Greycode suggested VeeCAD, this goes to the other extreme and has very simple outlines for the components and board. I does however take in a netlist which can be generated in a schematic program such as KiCad
Although not suggested on Twitter there are a few people who have used KiCad to draw up stripboard projects. They use tracks on the front side of the board to represent the wire.
I tried this out by creating a board with lots of vias (drilled holes). I first created one and the used the create array tool to duplicate that all over the board. I did find myself fighting the the design tool, it did not want me to join the pads together. Even when I swapped the router settings to “highlight” instead of avoid it still caused problems. I did find that deleting the pads that were overlapping the components helped. KiCad had the parts I needed by did not have any wire components. However, it should be possible to design a “wire” component in the same way I’ve made other 3D components for KiCad.

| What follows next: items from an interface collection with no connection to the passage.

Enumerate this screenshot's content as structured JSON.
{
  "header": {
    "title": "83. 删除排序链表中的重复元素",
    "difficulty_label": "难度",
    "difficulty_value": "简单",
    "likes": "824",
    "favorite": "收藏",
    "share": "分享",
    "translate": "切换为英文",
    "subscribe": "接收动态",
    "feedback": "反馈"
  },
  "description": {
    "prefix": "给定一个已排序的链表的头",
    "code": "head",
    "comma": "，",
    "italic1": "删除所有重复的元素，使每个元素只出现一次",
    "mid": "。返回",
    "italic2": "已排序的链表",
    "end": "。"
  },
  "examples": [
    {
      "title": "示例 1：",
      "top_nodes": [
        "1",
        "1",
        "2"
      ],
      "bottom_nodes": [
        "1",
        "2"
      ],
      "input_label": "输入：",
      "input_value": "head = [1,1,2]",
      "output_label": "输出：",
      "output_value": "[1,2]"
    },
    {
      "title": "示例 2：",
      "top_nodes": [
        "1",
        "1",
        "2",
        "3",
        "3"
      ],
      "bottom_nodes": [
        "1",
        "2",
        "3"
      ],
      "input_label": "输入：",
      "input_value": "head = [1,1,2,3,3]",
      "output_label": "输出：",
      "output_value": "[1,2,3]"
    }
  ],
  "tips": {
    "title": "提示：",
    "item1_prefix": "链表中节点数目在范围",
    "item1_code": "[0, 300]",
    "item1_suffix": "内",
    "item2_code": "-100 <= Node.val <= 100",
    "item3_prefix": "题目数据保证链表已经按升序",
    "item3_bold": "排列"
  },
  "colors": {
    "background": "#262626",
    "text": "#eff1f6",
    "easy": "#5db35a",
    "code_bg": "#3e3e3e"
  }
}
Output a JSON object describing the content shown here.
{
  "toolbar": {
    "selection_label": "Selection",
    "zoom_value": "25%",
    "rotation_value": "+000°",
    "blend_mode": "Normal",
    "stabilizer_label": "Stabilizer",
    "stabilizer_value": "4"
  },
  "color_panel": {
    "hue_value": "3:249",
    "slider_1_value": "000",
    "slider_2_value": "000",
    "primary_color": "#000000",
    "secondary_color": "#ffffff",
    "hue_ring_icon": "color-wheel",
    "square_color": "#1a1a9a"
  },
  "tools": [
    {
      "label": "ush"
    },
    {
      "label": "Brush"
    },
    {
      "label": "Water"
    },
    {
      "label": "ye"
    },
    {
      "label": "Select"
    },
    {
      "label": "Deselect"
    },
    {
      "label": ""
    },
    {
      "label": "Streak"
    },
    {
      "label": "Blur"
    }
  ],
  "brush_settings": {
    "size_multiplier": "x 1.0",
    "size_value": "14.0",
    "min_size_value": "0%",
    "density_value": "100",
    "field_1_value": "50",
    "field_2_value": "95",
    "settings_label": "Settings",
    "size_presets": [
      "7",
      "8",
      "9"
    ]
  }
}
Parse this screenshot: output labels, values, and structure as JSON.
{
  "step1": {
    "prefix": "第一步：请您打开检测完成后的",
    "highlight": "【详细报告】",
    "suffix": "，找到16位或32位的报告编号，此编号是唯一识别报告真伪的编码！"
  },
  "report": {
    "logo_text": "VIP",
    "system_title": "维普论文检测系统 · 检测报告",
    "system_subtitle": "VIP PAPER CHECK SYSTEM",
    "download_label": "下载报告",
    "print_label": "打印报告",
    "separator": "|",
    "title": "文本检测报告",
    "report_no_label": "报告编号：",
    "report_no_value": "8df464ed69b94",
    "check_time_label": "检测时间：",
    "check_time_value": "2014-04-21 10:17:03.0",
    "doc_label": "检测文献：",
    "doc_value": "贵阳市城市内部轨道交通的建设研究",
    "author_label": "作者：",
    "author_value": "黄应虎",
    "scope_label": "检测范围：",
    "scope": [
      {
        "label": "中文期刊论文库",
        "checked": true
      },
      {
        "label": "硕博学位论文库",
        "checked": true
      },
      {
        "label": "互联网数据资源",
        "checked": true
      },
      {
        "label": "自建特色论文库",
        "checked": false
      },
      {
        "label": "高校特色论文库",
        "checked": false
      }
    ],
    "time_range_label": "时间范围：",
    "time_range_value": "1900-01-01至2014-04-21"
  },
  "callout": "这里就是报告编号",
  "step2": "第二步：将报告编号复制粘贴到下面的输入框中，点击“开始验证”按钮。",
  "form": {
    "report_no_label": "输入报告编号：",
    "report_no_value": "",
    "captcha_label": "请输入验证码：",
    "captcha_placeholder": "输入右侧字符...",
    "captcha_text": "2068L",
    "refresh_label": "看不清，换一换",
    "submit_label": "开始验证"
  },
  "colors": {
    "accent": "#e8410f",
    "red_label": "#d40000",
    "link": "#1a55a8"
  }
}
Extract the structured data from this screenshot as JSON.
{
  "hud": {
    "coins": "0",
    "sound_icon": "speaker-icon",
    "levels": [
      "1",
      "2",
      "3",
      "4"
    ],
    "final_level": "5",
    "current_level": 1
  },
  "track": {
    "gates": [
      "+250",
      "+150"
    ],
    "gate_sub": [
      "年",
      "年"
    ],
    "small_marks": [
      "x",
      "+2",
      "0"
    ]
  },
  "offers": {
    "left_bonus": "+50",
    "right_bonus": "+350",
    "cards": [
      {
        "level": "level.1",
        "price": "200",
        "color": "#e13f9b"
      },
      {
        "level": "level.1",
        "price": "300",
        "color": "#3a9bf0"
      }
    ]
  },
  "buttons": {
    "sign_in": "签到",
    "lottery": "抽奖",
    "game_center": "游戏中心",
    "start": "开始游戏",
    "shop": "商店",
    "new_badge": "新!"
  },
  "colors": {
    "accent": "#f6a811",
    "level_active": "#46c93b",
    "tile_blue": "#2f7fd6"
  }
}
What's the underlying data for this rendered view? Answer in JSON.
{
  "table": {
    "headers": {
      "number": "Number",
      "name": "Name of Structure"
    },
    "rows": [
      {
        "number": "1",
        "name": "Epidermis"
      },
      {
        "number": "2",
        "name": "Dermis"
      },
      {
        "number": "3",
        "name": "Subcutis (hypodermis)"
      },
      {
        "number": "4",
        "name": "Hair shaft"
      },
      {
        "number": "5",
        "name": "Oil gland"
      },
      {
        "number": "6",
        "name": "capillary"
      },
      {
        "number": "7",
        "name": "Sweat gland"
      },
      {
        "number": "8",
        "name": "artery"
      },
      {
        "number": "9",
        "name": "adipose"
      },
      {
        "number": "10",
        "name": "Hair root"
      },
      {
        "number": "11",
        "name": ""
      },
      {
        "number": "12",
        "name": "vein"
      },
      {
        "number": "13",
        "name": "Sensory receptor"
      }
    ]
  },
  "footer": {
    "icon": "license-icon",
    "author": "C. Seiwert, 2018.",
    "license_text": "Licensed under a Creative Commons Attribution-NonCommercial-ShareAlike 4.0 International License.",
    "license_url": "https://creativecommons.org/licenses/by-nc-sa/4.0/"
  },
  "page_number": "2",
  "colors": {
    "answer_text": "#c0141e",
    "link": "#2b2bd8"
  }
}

I have used Fritzing before to create breadboard diagrams and the strip board variation did look quite good. There’s a couple of issues with Fritzing. Firstly that the component I’m using the ATTiny44 doesn’t exist, although I could use some other generic 14pin DIL component. The second issue is that the copper tracks are on the same side as the components. Again this is perhaps not such a big deal as it is possible to hide the components and wires, screen shot and then mirror in a graphics tool.
Angus Dobbie suggested MSPaint. That’s a step to far for me but it did give me the idea of using Inkscape. This has one great advantage that generates vector graphics and hence would be great for the magazine.
You’ll need to see the final magazine version to see what I’ve ended up with. But hopefully you’ll see that it looks great.